The Lawyer’s new China Elite report contains the most detailed research available on the PRC legal market and contains unparalleled insight into the country's leading law firms. They vary in size, practice focus and geographic coverage, but they all share one common quality – ambition... Read more
An exhaustive analysis of the UK market including every firm in the top 200 ranked, analysed and benchmarked, UK chambers ranked by turnover, revenue per barrister and which international firms are most active in the UK.
The Serious Fraud Office (SFO) has been called on to reopen a criminal investigation into the collapse of Weavering Capital, the UK’s largest hedge-fund fraud.
The liquidators of Weavering, Duff & Phelps, instructed Jones Day commercial litigation and arbitration partner Barnaby Stueck in a $500m action against the former directors.

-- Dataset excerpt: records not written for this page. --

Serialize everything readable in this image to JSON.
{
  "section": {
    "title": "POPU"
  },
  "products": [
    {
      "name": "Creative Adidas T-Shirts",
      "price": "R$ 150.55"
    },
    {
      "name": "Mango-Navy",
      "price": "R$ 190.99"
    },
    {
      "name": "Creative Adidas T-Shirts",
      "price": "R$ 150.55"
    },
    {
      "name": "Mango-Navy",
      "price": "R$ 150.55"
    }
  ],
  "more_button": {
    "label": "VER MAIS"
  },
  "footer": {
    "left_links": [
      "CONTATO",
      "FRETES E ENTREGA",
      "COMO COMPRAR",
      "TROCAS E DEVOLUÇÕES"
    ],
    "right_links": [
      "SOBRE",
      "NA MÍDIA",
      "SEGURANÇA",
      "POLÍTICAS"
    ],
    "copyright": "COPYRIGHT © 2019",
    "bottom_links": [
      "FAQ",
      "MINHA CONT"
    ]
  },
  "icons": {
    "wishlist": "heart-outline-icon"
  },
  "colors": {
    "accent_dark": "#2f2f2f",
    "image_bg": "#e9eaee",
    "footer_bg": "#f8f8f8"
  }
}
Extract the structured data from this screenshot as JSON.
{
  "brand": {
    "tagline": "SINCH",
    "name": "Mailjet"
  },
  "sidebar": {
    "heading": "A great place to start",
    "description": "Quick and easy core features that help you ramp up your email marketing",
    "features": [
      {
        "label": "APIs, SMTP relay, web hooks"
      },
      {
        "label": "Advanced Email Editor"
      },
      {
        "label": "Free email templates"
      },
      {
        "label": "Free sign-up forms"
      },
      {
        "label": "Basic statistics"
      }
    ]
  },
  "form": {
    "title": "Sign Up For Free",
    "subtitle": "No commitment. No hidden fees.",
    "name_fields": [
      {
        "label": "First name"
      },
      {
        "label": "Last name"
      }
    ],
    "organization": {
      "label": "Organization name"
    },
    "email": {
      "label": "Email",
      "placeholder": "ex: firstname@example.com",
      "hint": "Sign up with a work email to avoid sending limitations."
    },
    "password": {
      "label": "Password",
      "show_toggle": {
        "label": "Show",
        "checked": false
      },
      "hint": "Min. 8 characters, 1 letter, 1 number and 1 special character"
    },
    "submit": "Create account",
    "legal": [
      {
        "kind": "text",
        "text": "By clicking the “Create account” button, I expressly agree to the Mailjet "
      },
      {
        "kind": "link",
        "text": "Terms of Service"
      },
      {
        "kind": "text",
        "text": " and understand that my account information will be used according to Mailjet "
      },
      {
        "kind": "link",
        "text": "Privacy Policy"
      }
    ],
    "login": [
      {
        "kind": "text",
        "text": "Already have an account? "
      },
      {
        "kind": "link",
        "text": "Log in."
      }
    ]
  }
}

The claims included allegations of deceit and breach of fiduciary duty against founder Magnus Peterson, his wife and two associates.
Stueck instructed Blackstone Chambers’ Robert Anderson QC and Tom Richards and the High Court has just awarded creditors $450m in damages after Peterson was found liable.
Last September, the SFO dropped its two-year long investigation into the Weavering collapse (8 September 2011), but after the civil judgment, investors - including charities and pension funds - are seeking a fresh meeting with the watchdog.
The SFO said there was insufficient evidence to secure convictions against Peterson and Edward Platt, a senior employee who was arrested in 2009.
At the time Stueck said the decision would raise serious questions about the ability of British prosecutors to pursue fraud cases.
The SFO has not commented.
Last week the body was criticised for its investigation into the Tchenguiz brothers (25 May 2012).